<<relations by marriage>>
Thank God for your in-laws – if it wasn’t for them you would not have your spouse!
can lead to derogatory comments and jokes about the other side of the family. Neither set of parents should meddle in or impose their views in the affairs of the young couple – if advice is asked for, this can be given or help can be offered. For instance, Jethro, the father-in-law of Moses, identified his very heavy workload and addressed it with him (Ex 18:13-27). The widow Ruth had a close bond with her mother-in-law and highly respected her, pledging to care for her at personal cost (Ruth 1:16-18).
In all interpersonal relationships acceptance, tolerance and respect should be exercised, especially within the marriage context when there are often differing cultural and social standards, besides varying viewpoints or ways of doing things that are introduced into the equation as both parties bring in ‘their norm’ of family heritage.

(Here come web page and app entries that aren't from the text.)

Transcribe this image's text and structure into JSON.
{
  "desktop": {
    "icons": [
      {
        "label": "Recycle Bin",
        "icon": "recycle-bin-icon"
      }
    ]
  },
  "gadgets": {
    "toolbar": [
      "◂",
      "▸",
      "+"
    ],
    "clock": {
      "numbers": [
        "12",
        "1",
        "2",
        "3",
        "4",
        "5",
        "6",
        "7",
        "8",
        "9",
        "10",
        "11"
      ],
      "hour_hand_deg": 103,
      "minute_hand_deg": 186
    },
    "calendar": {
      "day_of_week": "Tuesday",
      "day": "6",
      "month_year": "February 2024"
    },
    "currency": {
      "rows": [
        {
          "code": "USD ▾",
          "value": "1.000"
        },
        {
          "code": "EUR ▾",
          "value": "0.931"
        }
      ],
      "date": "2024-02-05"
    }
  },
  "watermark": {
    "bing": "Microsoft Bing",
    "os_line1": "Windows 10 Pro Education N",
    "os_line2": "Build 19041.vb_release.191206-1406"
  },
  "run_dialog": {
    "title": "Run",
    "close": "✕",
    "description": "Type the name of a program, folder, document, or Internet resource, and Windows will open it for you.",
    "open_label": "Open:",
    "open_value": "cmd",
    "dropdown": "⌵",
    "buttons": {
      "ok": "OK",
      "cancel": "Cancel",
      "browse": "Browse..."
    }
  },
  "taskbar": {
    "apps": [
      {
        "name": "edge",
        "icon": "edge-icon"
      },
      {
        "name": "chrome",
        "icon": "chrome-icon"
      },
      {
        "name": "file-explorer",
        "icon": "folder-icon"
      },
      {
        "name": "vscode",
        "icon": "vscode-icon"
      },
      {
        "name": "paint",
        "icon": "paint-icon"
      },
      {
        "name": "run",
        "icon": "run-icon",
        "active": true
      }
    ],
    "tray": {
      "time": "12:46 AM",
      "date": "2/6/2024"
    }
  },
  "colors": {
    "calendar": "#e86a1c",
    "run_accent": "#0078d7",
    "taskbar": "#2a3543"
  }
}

For the newlyweds the Bible’s directive is “to leave father and mother and be united with your spouse”, not that there is a shunning of parents, rather the closeness must be transferred to the marriage partner (Gen 2:23,24; Eph 5:31). A well-meaning in-law can be an overbearing and intrusive busy-body and is contrary to God's plan for the family (1 Tim 5:13). Boundaries need to be set and maintained to prevent friction between those involved and the health of the marriage.
Traits and mannerism (both desirable and annoying) that are evident in the in-laws are commonly manifest in their children.
See also: busy-body, marriage, relationships, Ruth.